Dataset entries
┌──

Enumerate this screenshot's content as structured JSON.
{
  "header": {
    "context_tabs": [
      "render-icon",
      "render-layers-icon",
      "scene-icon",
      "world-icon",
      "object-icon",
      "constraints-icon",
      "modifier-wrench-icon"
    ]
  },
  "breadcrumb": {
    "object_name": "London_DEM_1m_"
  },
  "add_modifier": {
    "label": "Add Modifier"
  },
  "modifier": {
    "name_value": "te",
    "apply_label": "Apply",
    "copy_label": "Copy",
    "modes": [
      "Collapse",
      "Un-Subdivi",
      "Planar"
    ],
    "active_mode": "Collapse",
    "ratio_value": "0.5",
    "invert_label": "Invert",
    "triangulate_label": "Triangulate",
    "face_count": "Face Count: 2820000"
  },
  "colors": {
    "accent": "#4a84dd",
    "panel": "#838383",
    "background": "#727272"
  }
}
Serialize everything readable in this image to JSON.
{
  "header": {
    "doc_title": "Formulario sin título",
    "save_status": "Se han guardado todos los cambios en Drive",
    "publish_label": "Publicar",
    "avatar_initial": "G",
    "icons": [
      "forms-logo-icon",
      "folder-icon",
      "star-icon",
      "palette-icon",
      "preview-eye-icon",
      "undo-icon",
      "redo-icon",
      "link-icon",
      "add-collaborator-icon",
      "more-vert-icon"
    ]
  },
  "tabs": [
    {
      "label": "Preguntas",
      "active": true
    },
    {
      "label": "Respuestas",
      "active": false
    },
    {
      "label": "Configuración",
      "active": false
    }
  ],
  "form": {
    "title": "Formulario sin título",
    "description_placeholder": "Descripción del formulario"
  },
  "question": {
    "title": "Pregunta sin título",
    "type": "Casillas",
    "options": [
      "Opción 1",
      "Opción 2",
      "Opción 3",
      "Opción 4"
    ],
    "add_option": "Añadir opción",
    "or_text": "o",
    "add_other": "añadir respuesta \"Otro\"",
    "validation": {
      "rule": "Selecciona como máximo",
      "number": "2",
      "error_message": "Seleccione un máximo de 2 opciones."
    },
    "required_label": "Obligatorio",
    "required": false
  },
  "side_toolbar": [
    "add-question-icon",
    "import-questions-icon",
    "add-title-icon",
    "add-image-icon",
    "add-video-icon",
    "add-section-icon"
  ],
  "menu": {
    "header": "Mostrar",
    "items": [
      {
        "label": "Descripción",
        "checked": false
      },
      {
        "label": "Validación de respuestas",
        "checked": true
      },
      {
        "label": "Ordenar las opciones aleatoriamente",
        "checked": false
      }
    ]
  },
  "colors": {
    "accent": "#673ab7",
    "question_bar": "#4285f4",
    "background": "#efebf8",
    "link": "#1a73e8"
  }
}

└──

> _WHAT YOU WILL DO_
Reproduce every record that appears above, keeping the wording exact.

> _RESPONSE TO THIS EXERCISE_
Enumerate this screenshot's content as structured JSON.
{
  "header": {
    "context_tabs": [
      "render-icon",
      "render-layers-icon",
      "scene-icon",
      "world-icon",
      "object-icon",
      "constraints-icon",
      "modifier-wrench-icon"
    ]
  },
  "breadcrumb": {
    "object_name": "London_DEM_1m_"
  },
  "add_modifier": {
    "label": "Add Modifier"
  },
  "modifier": {
    "name_value": "te",
    "apply_label": "Apply",
    "copy_label": "Copy",
    "modes": [
      "Collapse",
      "Un-Subdivi",
      "Planar"
    ],
    "active_mode": "Collapse",
    "ratio_value": "0.5",
    "invert_label": "Invert",
    "triangulate_label": "Triangulate",
    "face_count": "Face Count: 2820000"
  },
  "colors": {
    "accent": "#4a84dd",
    "panel": "#838383",
    "background": "#727272"
  }
}
Serialize everything readable in this image to JSON.
{
  "header": {
    "doc_title": "Formulario sin título",
    "save_status": "Se han guardado todos los cambios en Drive",
    "publish_label": "Publicar",
    "avatar_initial": "G",
    "icons": [
      "forms-logo-icon",
      "folder-icon",
      "star-icon",
      "palette-icon",
      "preview-eye-icon",
      "undo-icon",
      "redo-icon",
      "link-icon",
      "add-collaborator-icon",
      "more-vert-icon"
    ]
  },
  "tabs": [
    {
      "label": "Preguntas",
      "active": true
    },
    {
      "label": "Respuestas",
      "active": false
    },
    {
      "label": "Configuración",
      "active": false
    }
  ],
  "form": {
    "title": "Formulario sin título",
    "description_placeholder": "Descripción del formulario"
  },
  "question": {
    "title": "Pregunta sin título",
    "type": "Casillas",
    "options": [
      "Opción 1",
      "Opción 2",
      "Opción 3",
      "Opción 4"
    ],
    "add_option": "Añadir opción",
    "or_text": "o",
    "add_other": "añadir respuesta \"Otro\"",
    "validation": {
      "rule": "Selecciona como máximo",
      "number": "2",
      "error_message": "Seleccione un máximo de 2 opciones."
    },
    "required_label": "Obligatorio",
    "required": false
  },
  "side_toolbar": [
    "add-question-icon",
    "import-questions-icon",
    "add-title-icon",
    "add-image-icon",
    "add-video-icon",
    "add-section-icon"
  ],
  "menu": {
    "header": "Mostrar",
    "items": [
      {
        "label": "Descripción",
        "checked": false
      },
      {
        "label": "Validación de respuestas",
        "checked": true
      },
      {
        "label": "Ordenar las opciones aleatoriamente",
        "checked": false
      }
    ]
  },
  "colors": {
    "accent": "#673ab7",
    "question_bar": "#4285f4",
    "background": "#efebf8",
    "link": "#1a73e8"
  }
}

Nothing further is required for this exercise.